As I’ve learned from BoF itself, (their Business of Blogging series is fantastic), most blogs make a profit from banner ads, sponsored content, product placement, and diverting traffic to particular e-commerce sites and brands (click those links and you’ll make them a buck or two, or more). Business of Fashion isn’t a typical blog from the very first, however, because the content is overseen of an editor, it’s not a personal style blog and therefore isn’t selling brands, and, for now at least, it’s without any advertising. It’s the closest I’ve seen to an online publication with the same accountability as print, without having to account for advertisers.

Even with their powerful investing partners (and LVMH has been known to throw their weight around), Amed insists that BoF will maintain its autonomy, writing in a letter to readers:

All of our investors have re-affirmed our strong belief that BoF’s complete editorial independence is of crucial importance to the strength of the business and our position as a trusted fashion industry resource. So important are these values that we insisted that they be enshrined in our company documents, which all investors were required to sign.

Susanna Lau (Susie Bubble), blogger and BoF contributor; Photo by Business of Fashion on Instagram

Susanna Lau (Susie Bubble), blogger and BoF contributor; Photo by Business of Fashion on Instagram

The most interesting thing about the investment, and the reason that BoF is rightly being treated as a startup, is their business plan. Amed and his (now expanded) team have lofty visions of themselves as not only quality reading for the general style-minded public, but also as a tool for the industry itself. “Our mission,” so stated the press release, delivered to the very same industry, “is to inform, stimulate and arm these individuals with a forward thinking, globally-minded resource for everything they need to perform in today’s fast-paced, high-stakes fashion world.” This rests, of course, on their independence – from advertisers and investors – which, thus far, they’ve been able to maintain despite the $2.1 million purse. And, as Amed lovingly notes in his letter, “a global community of fashion nerds now numbering over one million people,” now read BoF for news and commentary. I would go as far to say that BoF is one of the few reliable voices in the midst of our ongoing discussion – count me as one of those nerds. Writes Amed regarding the investment’s why:

Many of you will wonder what our specific business plans are. We are aiming to create a next generation B2B media company, designed to inform, stimulate and inspire today’s highly connected, globally-minded, fashion industry professionals.

Imran Amed with Canadian designer Thomas Tait and Moda Operandi's Aslaug Magnusdottir; Photo by Business of Fashion on Instagram

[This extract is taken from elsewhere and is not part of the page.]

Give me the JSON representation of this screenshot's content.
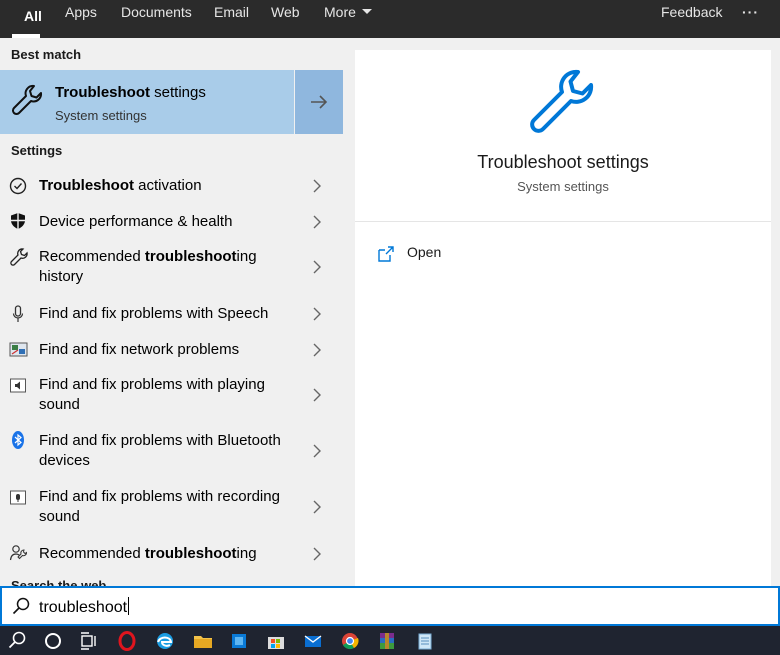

Imran Amed with Canadian designer Thomas Tait and Moda Operandi’s Aslaug Magnusdottir; Photo by Business of Fashion on Instagram

B2B is tech lingo for “business to business,” meaning that while we may enjoy the site’s content for free, they’ll also be producing reports and literature that other fashion companies will have to pay for. That this seemingly simple plan is worthy of $2.1 million from big-time investors means a lot. It means that there is value in independence and that ideas (read: print, because really, that’s what BoF is, it’s all written word, not pretty pictures) can command a large audience (one million participating visitors and counting). Put simply, it means that knowledge is still power. I, for one, am excited to see where this model can lead us.